To show off the element collection he shares with his girlfriend, elemental hacker “Maclsk” built a light-up periodic table display with square cubes where each sample could be stored.
What makes this really amazing is that the display uses WS2812B LEDs to light each cube individually. This allows it to produce fun color effects and even categorize the collection by different aspects, like element group, discovery year, or their state at certain temperatures.
Modes are selected via a Bluetooth phone app. Be sure to see it in action in the video below!
Tired of doing the mundane task of opening your door? This hack from Sieuwe Elferink takes care of that for you, using an Arduino Uno for control.
When someone comes within 50 cm of an ultrasonic sensor attached to the door, the Arduino uses an H-bridge relay to power a windshield wiper motor, which opens and closes it via a linkage setup. Another sensor is implemented on the opposite side of the door, allowing hands-free travel both ways!
What do you do when faced with measuring and cutting a bunch of cables? If you’re Edward Carlson, you “simply” build a machine to do it for you!
While it may not save time on this run, at least on the next occasion that he needs a few cables cut, he can just program his device to snip everything to size!
His setup uses an Arduino Mega with an LCD/button shield to tell the machine how long to snip each wire, then employs a stepper motor to move the cable between two rollers to the correct length. When in position, a high-torque servo actuates a (normally) manual pair of clippers to cut it to size.

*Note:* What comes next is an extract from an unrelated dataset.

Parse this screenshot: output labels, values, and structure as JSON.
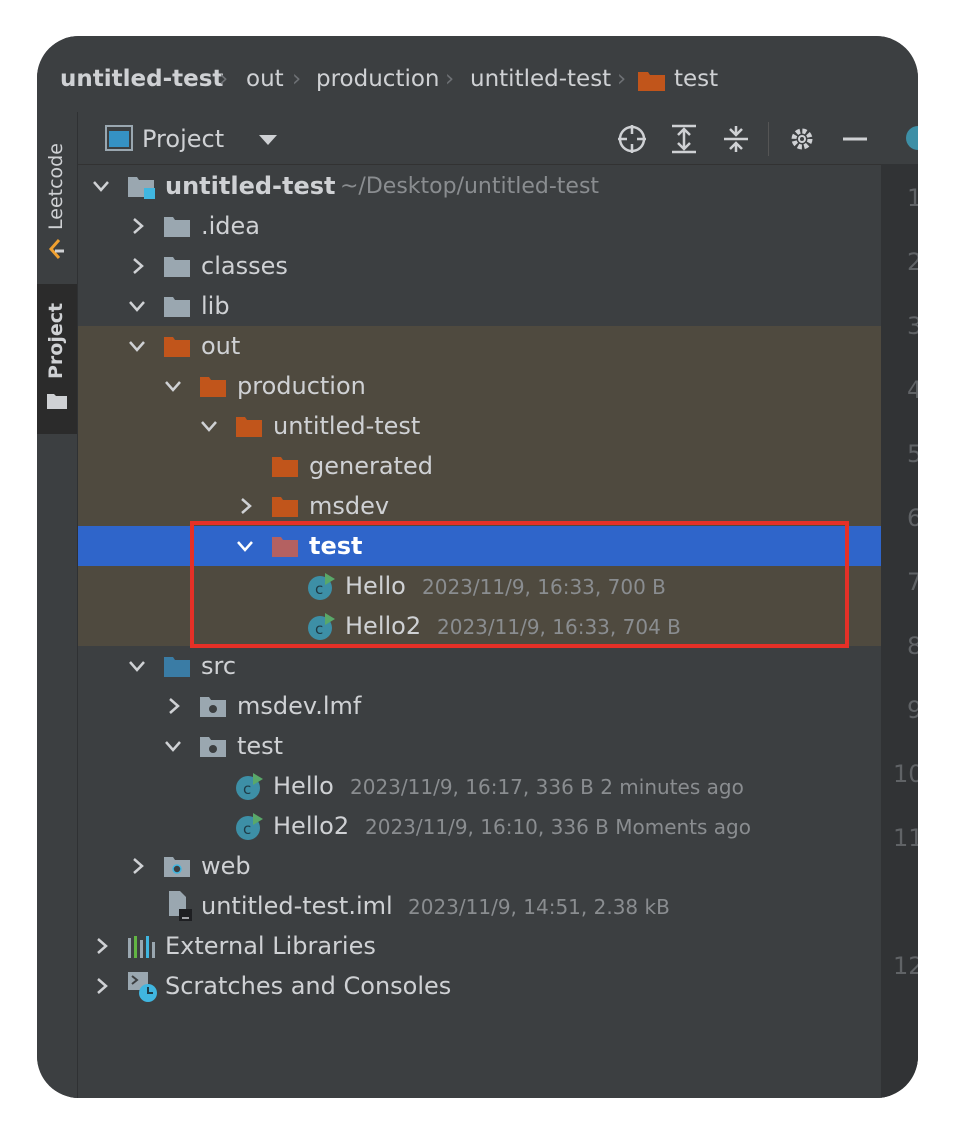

Be sure to check out the project explanation in the video seen here, or skip to around 5:30 to see it in action!